John Wick: Chapter 4
by Hope Madden
What do you want to know? John Wick: Chapter 4 doesn’t disappoint.
Guns, blades, cars, swords, fire, motorcycles, explosions, horses, bludgeonings, fisticuffs, playing cards, dogs. Of course, dogs.
Donnie Yen, Hiroyuki Sanada, Scott Adkins, Marko Zaror, Clancy Brown, Bill Skarsgard, Shamier Anderson, Aimee Kwan, Ian McShane, Laurence Fishburne, Keanu Reeves and Lance Reddick. Farewell, Lance.
Do you need to see the first three installments to follow the plot? No. It’s good to know that John Wick (Reeves) wears a bulletproof suit. Otherwise, he’d just look silly pulling up his lapel all the time. Other than that, you can probably figure out the gist. The stakes? High. The villains? Bad. The good guys? Professional villains. The best thing about being four episodes in is the needlessness of context or exposition.
Chad Stahelski returns to helm the latest, having carved out an impressive niche in action with his 2014 original. Since then, John Wick has become a cultural phenomenon sparking more copycat action flicks than Die Hard or Taken and solidifying Reeves as an undeniable if unusual cinematic presence.
Chapter 4 is not just more of what makes the series memorable, it’s better: better action, better cinematography, better fight choreography, better framing and shot selection.
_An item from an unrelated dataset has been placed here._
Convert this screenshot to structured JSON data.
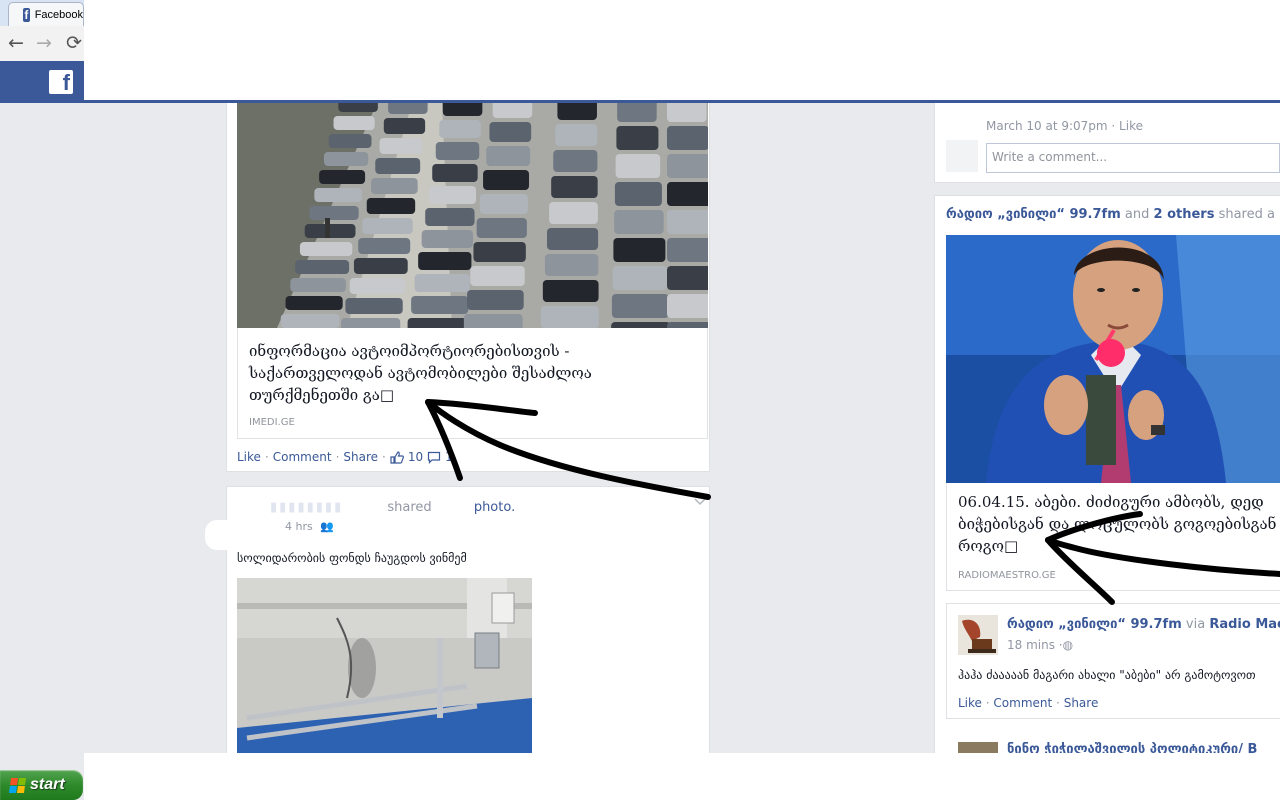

Sandwiched between inspired carnage are brief moments of exposition set within sumptuous visions of luxury and decadence. This movie is absolutely gorgeous.
One of the reasons each episode of this franchise surpasses the last is that the franchise is not exactly about John Wick. It’s a love letter to a canon, a song about the entire history of onscreen assassins and their honorable, meticulous action. Genre legends arrive and we accept a backstory that isn’t detailed or necessary because the actors carry their cinematic history with them, and that’s backstory enough.
It’s hard to believe it took this many sequels to get us to John Wick v Donnie Yen, but it was worth the wait. Yen’s wryly comedic presence injects the film with needed levity. Plus he’s a better actor than Reeves and he looks less silly when he runs.
Skarsgard – though his French accent is dubious – fits the bill as the diabolically privileged Marquis who’s forgotten that “a man’s ambition should never exceed his worth.”
Hats off to Stahelski, his entire ensemble, stunt department, action choreographers and crew. No one could have guessed back in 2014 how this would snowball, but the director at the helm has managed to up his game once again.